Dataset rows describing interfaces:
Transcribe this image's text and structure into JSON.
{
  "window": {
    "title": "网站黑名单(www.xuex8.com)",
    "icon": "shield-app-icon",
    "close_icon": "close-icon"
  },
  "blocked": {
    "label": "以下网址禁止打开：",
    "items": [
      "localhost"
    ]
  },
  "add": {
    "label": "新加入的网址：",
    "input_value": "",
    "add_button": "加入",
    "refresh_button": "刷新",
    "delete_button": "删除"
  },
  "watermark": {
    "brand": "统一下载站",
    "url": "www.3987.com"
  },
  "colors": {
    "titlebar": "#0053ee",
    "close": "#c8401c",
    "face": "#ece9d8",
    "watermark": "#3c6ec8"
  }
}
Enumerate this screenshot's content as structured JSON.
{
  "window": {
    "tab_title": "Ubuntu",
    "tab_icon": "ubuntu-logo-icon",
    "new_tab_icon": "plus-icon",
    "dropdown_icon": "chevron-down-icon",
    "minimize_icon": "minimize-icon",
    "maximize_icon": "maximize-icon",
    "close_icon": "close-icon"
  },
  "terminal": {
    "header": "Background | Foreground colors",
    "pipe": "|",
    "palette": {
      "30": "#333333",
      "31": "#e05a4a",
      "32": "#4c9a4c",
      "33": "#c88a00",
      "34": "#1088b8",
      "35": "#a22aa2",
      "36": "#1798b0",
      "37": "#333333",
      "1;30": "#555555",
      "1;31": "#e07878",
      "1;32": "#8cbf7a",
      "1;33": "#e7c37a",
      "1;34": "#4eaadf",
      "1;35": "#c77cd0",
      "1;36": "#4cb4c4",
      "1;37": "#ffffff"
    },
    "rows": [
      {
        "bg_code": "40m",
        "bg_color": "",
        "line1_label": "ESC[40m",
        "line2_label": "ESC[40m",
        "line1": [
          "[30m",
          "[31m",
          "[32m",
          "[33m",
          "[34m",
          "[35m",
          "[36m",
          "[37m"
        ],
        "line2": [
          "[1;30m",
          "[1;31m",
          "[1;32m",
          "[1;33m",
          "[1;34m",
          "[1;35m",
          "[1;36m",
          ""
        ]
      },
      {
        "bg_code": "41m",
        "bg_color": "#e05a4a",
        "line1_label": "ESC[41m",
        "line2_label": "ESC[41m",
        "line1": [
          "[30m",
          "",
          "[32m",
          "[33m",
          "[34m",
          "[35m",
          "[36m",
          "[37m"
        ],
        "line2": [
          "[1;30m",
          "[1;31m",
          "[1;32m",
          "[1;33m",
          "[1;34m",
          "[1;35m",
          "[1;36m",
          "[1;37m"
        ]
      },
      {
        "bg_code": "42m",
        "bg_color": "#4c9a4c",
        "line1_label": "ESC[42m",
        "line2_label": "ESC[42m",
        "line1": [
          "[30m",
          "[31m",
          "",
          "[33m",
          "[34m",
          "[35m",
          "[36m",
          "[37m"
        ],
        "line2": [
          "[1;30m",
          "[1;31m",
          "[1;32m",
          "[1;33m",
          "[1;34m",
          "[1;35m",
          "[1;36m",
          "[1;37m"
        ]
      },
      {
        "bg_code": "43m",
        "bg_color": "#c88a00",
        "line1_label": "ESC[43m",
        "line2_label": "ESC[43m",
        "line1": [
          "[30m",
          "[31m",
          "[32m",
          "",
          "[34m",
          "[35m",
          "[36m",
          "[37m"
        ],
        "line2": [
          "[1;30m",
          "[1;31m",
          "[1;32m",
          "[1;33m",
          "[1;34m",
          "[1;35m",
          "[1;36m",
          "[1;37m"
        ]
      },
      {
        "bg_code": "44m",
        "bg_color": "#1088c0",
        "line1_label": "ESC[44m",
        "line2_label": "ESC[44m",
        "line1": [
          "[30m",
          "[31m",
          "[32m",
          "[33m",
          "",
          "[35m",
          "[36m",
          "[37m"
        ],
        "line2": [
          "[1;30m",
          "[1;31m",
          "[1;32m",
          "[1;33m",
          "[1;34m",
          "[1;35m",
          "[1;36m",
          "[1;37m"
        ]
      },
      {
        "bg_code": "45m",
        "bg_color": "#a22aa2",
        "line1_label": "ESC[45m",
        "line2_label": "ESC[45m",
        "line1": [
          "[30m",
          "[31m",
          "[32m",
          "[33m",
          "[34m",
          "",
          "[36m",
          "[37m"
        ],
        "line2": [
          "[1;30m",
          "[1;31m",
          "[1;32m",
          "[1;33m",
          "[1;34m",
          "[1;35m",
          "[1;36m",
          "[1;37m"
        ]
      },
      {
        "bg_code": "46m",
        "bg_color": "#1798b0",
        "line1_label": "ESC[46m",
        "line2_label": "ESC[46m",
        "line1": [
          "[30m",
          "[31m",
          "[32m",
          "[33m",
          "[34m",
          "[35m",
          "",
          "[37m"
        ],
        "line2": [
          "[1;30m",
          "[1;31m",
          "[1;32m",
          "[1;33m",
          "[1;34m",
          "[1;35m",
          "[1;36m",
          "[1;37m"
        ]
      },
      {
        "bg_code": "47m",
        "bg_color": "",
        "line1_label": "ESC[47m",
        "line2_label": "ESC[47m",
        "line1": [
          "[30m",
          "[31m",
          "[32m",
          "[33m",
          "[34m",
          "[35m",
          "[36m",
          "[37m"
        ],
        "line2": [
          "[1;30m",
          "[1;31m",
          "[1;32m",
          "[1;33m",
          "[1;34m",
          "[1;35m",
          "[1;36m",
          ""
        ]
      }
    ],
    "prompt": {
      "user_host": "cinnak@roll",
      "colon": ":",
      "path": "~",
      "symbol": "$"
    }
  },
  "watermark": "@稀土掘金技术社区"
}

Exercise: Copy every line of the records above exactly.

Answer area:
Transcribe this image's text and structure into JSON.
{
  "window": {
    "title": "网站黑名单(www.xuex8.com)",
    "icon": "shield-app-icon",
    "close_icon": "close-icon"
  },
  "blocked": {
    "label": "以下网址禁止打开：",
    "items": [
      "localhost"
    ]
  },
  "add": {
    "label": "新加入的网址：",
    "input_value": "",
    "add_button": "加入",
    "refresh_button": "刷新",
    "delete_button": "删除"
  },
  "watermark": {
    "brand": "统一下载站",
    "url": "www.3987.com"
  },
  "colors": {
    "titlebar": "#0053ee",
    "close": "#c8401c",
    "face": "#ece9d8",
    "watermark": "#3c6ec8"
  }
}
Enumerate this screenshot's content as structured JSON.
{
  "window": {
    "tab_title": "Ubuntu",
    "tab_icon": "ubuntu-logo-icon",
    "new_tab_icon": "plus-icon",
    "dropdown_icon": "chevron-down-icon",
    "minimize_icon": "minimize-icon",
    "maximize_icon": "maximize-icon",
    "close_icon": "close-icon"
  },
  "terminal": {
    "header": "Background | Foreground colors",
    "pipe": "|",
    "palette": {
      "30": "#333333",
      "31": "#e05a4a",
      "32": "#4c9a4c",
      "33": "#c88a00",
      "34": "#1088b8",
      "35": "#a22aa2",
      "36": "#1798b0",
      "37": "#333333",
      "1;30": "#555555",
      "1;31": "#e07878",
      "1;32": "#8cbf7a",
      "1;33": "#e7c37a",
      "1;34": "#4eaadf",
      "1;35": "#c77cd0",
      "1;36": "#4cb4c4",
      "1;37": "#ffffff"
    },
    "rows": [
      {
        "bg_code": "40m",
        "bg_color": "",
        "line1_label": "ESC[40m",
        "line2_label": "ESC[40m",
        "line1": [
          "[30m",
          "[31m",
          "[32m",
          "[33m",
          "[34m",
          "[35m",
          "[36m",
          "[37m"
        ],
        "line2": [
          "[1;30m",
          "[1;31m",
          "[1;32m",
          "[1;33m",
          "[1;34m",
          "[1;35m",
          "[1;36m",
          ""
        ]
      },
      {
        "bg_code": "41m",
        "bg_color": "#e05a4a",
        "line1_label": "ESC[41m",
        "line2_label": "ESC[41m",
        "line1": [
          "[30m",
          "",
          "[32m",
          "[33m",
          "[34m",
          "[35m",
          "[36m",
          "[37m"
        ],
        "line2": [
          "[1;30m",
          "[1;31m",
          "[1;32m",
          "[1;33m",
          "[1;34m",
          "[1;35m",
          "[1;36m",
          "[1;37m"
        ]
      },
      {
        "bg_code": "42m",
        "bg_color": "#4c9a4c",
        "line1_label": "ESC[42m",
        "line2_label": "ESC[42m",
        "line1": [
          "[30m",
          "[31m",
          "",
          "[33m",
          "[34m",
          "[35m",
          "[36m",
          "[37m"
        ],
        "line2": [
          "[1;30m",
          "[1;31m",
          "[1;32m",
          "[1;33m",
          "[1;34m",
          "[1;35m",
          "[1;36m",
          "[1;37m"
        ]
      },
      {
        "bg_code": "43m",
        "bg_color": "#c88a00",
        "line1_label": "ESC[43m",
        "line2_label": "ESC[43m",
        "line1": [
          "[30m",
          "[31m",
          "[32m",
          "",
          "[34m",
          "[35m",
          "[36m",
          "[37m"
        ],
        "line2": [
          "[1;30m",
          "[1;31m",
          "[1;32m",
          "[1;33m",
          "[1;34m",
          "[1;35m",
          "[1;36m",
          "[1;37m"
        ]
      },
      {
        "bg_code": "44m",
        "bg_color": "#1088c0",
        "line1_label": "ESC[44m",
        "line2_label": "ESC[44m",
        "line1": [
          "[30m",
          "[31m",
          "[32m",
          "[33m",
          "",
          "[35m",
          "[36m",
          "[37m"
        ],
        "line2": [
          "[1;30m",
          "[1;31m",
          "[1;32m",
          "[1;33m",
          "[1;34m",
          "[1;35m",
          "[1;36m",
          "[1;37m"
        ]
      },
      {
        "bg_code": "45m",
        "bg_color": "#a22aa2",
        "line1_label": "ESC[45m",
        "line2_label": "ESC[45m",
        "line1": [
          "[30m",
          "[31m",
          "[32m",
          "[33m",
          "[34m",
          "",
          "[36m",
          "[37m"
        ],
        "line2": [
          "[1;30m",
          "[1;31m",
          "[1;32m",
          "[1;33m",
          "[1;34m",
          "[1;35m",
          "[1;36m",
          "[1;37m"
        ]
      },
      {
        "bg_code": "46m",
        "bg_color": "#1798b0",
        "line1_label": "ESC[46m",
        "line2_label": "ESC[46m",
        "line1": [
          "[30m",
          "[31m",
          "[32m",
          "[33m",
          "[34m",
          "[35m",
          "",
          "[37m"
        ],
        "line2": [
          "[1;30m",
          "[1;31m",
          "[1;32m",
          "[1;33m",
          "[1;34m",
          "[1;35m",
          "[1;36m",
          "[1;37m"
        ]
      },
      {
        "bg_code": "47m",
        "bg_color": "",
        "line1_label": "ESC[47m",
        "line2_label": "ESC[47m",
        "line1": [
          "[30m",
          "[31m",
          "[32m",
          "[33m",
          "[34m",
          "[35m",
          "[36m",
          "[37m"
        ],
        "line2": [
          "[1;30m",
          "[1;31m",
          "[1;32m",
          "[1;33m",
          "[1;34m",
          "[1;35m",
          "[1;36m",
          ""
        ]
      }
    ],
    "prompt": {
      "user_host": "cinnak@roll",
      "colon": ":",
      "path": "~",
      "symbol": "$"
    }
  },
  "watermark": "@稀土掘金技术社区"
}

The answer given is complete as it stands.